Jesuit High School

Jesuit High Schools and the National Study of Youth and Religion Project builds from past research (i.e., Smith & Denton, 2005) to determine the influence of the culture of religious (and specifically Catholic and Ignatian) formation on the spiritual lives of students at Jesuit high schools, and to identify means for secondary educators to more effectively support students’ spiritual growth and development. The guiding questions for the pilot study are:

  1. Do students in three U.S. Jesuit schools have a similar pattern of spirituality outcomes as the diverse students in the NSYR?
  2. What impact does the experience of attending a Jesuit school (environment) have on students’ religious formation?
  3. What is the relationship among students’ gender, grade level, religious identification, and attendance of a Catholic elementary school and their beliefs and religious experiences in Jesuit high schools? 

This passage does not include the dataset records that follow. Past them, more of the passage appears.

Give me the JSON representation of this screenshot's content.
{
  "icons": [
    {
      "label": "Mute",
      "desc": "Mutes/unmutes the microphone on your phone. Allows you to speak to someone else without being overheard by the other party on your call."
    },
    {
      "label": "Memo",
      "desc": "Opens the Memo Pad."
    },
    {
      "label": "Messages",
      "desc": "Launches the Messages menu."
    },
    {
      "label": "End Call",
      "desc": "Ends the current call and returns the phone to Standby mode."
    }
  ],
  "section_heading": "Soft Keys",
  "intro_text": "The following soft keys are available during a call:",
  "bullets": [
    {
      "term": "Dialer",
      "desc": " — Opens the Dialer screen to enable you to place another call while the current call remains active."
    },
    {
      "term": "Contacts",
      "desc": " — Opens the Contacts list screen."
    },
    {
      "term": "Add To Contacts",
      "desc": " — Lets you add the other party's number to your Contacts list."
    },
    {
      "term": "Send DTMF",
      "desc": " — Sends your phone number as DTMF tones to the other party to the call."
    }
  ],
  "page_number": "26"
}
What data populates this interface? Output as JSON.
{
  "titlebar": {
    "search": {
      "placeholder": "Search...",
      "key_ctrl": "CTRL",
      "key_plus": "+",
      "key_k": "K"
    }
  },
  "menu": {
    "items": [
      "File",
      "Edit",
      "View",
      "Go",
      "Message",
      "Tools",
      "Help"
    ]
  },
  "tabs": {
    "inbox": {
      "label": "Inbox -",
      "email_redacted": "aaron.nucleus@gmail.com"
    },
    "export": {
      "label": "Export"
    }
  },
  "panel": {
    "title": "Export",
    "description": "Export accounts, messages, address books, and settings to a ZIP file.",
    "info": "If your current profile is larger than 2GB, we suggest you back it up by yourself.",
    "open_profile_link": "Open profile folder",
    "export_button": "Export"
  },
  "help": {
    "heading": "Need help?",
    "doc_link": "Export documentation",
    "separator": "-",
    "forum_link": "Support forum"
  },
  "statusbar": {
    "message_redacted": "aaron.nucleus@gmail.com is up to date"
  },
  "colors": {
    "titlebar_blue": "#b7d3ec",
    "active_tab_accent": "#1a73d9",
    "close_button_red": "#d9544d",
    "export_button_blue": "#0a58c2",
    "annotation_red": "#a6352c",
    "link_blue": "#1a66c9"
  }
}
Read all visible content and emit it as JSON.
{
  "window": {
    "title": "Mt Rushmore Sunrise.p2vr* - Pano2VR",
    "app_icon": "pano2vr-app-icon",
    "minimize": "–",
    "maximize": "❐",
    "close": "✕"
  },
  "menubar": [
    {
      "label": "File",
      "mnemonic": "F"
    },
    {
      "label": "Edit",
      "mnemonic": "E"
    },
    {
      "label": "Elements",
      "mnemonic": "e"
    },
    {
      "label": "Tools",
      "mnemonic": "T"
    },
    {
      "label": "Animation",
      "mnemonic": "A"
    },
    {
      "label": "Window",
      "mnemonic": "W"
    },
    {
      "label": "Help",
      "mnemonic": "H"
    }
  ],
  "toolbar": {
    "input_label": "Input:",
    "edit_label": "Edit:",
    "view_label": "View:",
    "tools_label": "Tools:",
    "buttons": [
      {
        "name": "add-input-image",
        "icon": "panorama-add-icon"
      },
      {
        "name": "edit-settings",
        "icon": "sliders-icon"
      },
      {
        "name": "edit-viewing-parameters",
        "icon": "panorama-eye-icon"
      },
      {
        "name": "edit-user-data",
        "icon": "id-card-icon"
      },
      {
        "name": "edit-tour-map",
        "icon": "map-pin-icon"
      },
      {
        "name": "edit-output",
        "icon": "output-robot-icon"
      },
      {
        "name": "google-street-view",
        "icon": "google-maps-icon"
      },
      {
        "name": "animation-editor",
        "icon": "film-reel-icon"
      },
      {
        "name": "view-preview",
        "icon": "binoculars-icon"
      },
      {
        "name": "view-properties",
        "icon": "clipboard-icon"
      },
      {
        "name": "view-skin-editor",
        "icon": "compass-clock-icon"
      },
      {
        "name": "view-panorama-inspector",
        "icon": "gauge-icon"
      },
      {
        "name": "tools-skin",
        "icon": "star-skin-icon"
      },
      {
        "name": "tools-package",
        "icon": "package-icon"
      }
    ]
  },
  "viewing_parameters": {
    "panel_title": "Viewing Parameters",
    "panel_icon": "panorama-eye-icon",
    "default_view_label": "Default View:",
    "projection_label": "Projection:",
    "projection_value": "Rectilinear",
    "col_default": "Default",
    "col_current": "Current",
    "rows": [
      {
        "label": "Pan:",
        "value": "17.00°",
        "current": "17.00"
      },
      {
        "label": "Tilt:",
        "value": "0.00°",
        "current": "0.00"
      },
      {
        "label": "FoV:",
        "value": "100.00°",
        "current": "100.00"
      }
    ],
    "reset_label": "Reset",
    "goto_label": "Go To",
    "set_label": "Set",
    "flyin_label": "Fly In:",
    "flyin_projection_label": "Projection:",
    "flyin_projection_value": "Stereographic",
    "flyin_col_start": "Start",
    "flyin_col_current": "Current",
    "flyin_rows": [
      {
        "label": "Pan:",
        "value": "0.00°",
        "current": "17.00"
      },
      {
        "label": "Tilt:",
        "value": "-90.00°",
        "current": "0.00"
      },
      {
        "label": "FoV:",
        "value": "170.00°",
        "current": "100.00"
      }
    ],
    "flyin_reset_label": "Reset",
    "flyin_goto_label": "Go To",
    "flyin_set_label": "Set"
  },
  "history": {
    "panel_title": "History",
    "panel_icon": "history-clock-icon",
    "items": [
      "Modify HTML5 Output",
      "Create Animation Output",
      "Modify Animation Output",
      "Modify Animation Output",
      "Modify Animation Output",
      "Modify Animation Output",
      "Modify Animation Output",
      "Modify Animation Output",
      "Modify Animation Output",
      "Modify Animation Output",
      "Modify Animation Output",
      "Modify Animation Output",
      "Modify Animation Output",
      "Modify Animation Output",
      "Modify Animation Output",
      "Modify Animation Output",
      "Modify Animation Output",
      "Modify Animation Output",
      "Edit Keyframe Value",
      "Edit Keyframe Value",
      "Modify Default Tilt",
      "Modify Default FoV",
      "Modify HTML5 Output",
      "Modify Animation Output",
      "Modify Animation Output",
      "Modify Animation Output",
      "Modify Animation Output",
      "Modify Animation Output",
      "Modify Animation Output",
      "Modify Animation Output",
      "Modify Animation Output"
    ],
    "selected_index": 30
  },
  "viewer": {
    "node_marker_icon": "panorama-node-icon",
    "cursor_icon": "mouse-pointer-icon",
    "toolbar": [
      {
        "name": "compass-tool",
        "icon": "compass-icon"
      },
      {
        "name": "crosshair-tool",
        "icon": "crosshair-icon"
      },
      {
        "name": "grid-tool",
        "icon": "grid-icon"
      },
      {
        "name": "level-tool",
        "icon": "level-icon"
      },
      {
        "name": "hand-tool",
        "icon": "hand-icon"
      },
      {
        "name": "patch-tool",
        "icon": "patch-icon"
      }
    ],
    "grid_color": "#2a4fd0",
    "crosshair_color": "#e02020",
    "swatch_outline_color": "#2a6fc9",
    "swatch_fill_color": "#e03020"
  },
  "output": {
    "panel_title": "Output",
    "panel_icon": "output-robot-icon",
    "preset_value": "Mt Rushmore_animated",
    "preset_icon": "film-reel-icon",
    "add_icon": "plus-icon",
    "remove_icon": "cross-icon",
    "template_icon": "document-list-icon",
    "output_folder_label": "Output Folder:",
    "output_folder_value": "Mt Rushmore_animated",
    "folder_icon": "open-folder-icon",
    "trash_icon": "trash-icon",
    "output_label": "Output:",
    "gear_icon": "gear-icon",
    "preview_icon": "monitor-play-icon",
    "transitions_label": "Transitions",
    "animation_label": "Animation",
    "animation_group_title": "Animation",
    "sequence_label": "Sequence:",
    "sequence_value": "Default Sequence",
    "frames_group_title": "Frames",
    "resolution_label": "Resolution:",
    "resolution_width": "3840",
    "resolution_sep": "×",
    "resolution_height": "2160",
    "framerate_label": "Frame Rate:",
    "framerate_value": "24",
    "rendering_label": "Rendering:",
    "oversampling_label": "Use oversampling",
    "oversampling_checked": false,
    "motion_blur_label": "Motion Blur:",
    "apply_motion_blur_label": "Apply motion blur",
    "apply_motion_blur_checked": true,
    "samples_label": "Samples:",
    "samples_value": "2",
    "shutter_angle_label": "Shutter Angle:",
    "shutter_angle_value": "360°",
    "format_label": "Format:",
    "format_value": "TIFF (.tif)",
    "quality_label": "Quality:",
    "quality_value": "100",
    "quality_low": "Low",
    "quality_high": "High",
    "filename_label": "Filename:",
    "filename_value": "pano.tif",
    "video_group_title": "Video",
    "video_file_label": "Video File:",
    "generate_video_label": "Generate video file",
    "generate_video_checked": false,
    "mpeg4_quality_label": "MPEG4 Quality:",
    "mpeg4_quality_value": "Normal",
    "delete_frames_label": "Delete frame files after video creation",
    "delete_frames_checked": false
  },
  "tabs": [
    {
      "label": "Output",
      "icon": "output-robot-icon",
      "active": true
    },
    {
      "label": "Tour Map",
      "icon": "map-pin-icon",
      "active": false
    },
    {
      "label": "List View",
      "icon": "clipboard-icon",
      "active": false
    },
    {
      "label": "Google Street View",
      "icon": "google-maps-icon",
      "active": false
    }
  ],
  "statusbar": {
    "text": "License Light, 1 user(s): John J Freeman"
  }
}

Findings demonstrate that time spent in a Jesuit school results in a move away from the sort of moral relativism and belief in God as a cosmic therapist defined by Moralistic Therapeutic Deism (MTD). However, large portions of students from all demographic groups did show medium-to-high affinity with measures of MTD-like thinking, which means that this pervasive worldview impacts even intentionally-formed communities in religious high schools.

Implications of these findings suggest that educators at comparable high schools may want to consider the distinctions within their enrolled populations and ask themselves how differentiated support in religious and spiritual formation may be fruitful. Elements of the educational environment that may unintentionally foster a kind of relativistic thinking in students can be undergirded with additional teaching on how openness to new ideas does not necessarily have to mean that all ideas must be given equal value. Students can be taught to utilize the Ignatian culture prevalent in their schools as a means for discerning the merits of ideas that emerge both from the school and from society at large.